Aim/purpose
To examine the contribution of a Resistance-Nodulation-Division (RND) efflux pump to resistance to various antimicrobial agents tested in B. thailandensis and adapt a flow cytometry-assisted susceptibility test (FAST) for the species.

Materials and methods
The mutagenesis experiment comprised several stages. Firstly, flanking regions of the chosen RND efflux pump, BpeAB-OprB, were amplified using PCR, cloned and ligated into a suicide plasmid with a chloramphenicol resistance marker. Once conjugated into B. thailandensis, sucrose counter-selection was used to produce a deletion strain due to allelic exchange. Strains were then screened for chloramphenicol sensitivity and sucrose resistance. The BpeAB-OprB efflux pump mutant was confirmed using a PCR assay. The ability of the efflux pump mutant to resist selected antimicrobial agents (relative to the wild-type) was assessed using the broth microdilution (BMD) susceptibility test method. The wild-type and efflux pump mutant were both exposed to ampicillin, chloramphenicol, ciprofloxacin, erythromycin, gentamicin, kanamycin and tetracycline at concentrations of 0.25-256µg/mL. The minimum inhibitory concentration (MIC) was recorded after incubation for 24 hours.

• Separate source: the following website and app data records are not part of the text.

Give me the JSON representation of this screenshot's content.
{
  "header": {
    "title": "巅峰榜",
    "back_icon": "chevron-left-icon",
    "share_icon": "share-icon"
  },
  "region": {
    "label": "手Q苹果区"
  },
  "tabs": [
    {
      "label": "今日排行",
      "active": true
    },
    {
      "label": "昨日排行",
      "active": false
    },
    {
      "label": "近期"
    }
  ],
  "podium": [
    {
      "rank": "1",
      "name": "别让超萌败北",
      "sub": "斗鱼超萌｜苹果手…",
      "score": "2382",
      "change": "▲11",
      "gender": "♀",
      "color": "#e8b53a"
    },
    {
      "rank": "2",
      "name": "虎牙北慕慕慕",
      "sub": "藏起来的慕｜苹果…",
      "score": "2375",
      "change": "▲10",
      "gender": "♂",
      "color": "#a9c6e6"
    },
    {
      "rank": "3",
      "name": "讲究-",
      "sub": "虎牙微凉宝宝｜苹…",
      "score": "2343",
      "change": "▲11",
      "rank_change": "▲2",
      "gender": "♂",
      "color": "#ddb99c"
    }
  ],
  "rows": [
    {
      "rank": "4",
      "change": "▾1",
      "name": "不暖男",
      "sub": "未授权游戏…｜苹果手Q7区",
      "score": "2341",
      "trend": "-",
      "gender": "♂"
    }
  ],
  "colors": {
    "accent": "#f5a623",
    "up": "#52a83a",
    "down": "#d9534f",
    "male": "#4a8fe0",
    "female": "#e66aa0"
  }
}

To determine the MIC using the the FAST (MICFAST) method, B. thailandensis was incubated overnight. Cells were enumerated by washing an aliquot of bacteria in Hanks buffered saline solution, staining with SYTO® 9 and analysing the stained sample by flow cytometry. A known concentration of bacteria was inoculated into liquid medium and incubated for 3 hours to reach logarithmic phase of growth. Samples were exposed to 0.25-256 µg/mL of meropenem and further incubated for 1 hour. After washing and staining as previously described, cells were analysed using the flow cytometer. Gating methods were applied to the data to obtain the MICFAST. This value was then compared to the MIC value obtained by the BMD method.

Results
Subtle differences in MIC values between the wild-type and efflux pump mutant were observed for ampicillin, ciprofloxacin, tetracycline and chloramphenicol. The FAST method was successfully adapted to wild type B. thailandensis and the MICFAST was within essential agreement of the BMD method for meropenem. Results from this method were obtained within 6-7 hours of the initial incubation step in contrast to the BMD method which requires 18-24 hours.

Conclusion
The contribution of the BpeAB-OprB efflux pump appears to be insignificant for the antibiotics tested. To fully appreciate the role of this efflux system in antimicrobial resistance in B. thailandensis, other factors such as over-lapping substrate specificities and the over-expression of other efflux pump systems need to be excluded. Aspects of the FAST method could be adapted to characterize efflux pump activity. In future studies, a modified FAST method could be applied with efflux pump inhibitors to evaluate the function of BpeAB-OprB and the other efflux pumps of Burkholderia species.